Scan the lines below for the word "icon". Copy each line you find it in.

----- EXERCISE MATERIALS

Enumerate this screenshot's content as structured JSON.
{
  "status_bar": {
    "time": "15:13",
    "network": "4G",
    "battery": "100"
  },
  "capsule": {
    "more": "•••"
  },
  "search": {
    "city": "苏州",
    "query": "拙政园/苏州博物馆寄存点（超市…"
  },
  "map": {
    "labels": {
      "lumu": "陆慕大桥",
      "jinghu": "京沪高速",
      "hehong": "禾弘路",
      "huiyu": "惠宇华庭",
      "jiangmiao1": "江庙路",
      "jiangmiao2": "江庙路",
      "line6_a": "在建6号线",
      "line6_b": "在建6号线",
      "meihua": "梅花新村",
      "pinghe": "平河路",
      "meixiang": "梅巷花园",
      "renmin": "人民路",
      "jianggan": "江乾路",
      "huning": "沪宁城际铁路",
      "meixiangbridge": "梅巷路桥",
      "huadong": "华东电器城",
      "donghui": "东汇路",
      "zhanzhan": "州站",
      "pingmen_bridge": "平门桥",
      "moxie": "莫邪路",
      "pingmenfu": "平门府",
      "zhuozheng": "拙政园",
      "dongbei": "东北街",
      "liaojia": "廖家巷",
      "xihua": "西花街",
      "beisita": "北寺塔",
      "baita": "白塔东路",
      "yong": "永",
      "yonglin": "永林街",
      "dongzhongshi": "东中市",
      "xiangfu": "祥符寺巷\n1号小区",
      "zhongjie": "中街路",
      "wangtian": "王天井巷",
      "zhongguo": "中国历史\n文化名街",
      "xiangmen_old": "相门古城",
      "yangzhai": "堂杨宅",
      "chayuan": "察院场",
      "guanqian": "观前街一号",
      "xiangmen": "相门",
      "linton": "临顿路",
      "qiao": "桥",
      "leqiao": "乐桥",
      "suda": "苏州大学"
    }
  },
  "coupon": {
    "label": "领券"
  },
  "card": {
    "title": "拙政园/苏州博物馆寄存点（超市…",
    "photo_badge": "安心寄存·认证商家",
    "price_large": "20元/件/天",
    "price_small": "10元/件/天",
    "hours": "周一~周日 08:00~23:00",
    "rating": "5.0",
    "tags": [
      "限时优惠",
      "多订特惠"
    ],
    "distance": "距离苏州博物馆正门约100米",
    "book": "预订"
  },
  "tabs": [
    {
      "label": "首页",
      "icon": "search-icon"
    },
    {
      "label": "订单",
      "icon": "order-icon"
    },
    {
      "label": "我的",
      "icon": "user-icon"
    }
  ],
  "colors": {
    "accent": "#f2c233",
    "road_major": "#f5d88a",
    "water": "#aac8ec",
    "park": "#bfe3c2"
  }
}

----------

◆ **RESPONSE BOX**:
      "icon": "search-icon"
      "icon": "order-icon"
      "icon": "user-icon"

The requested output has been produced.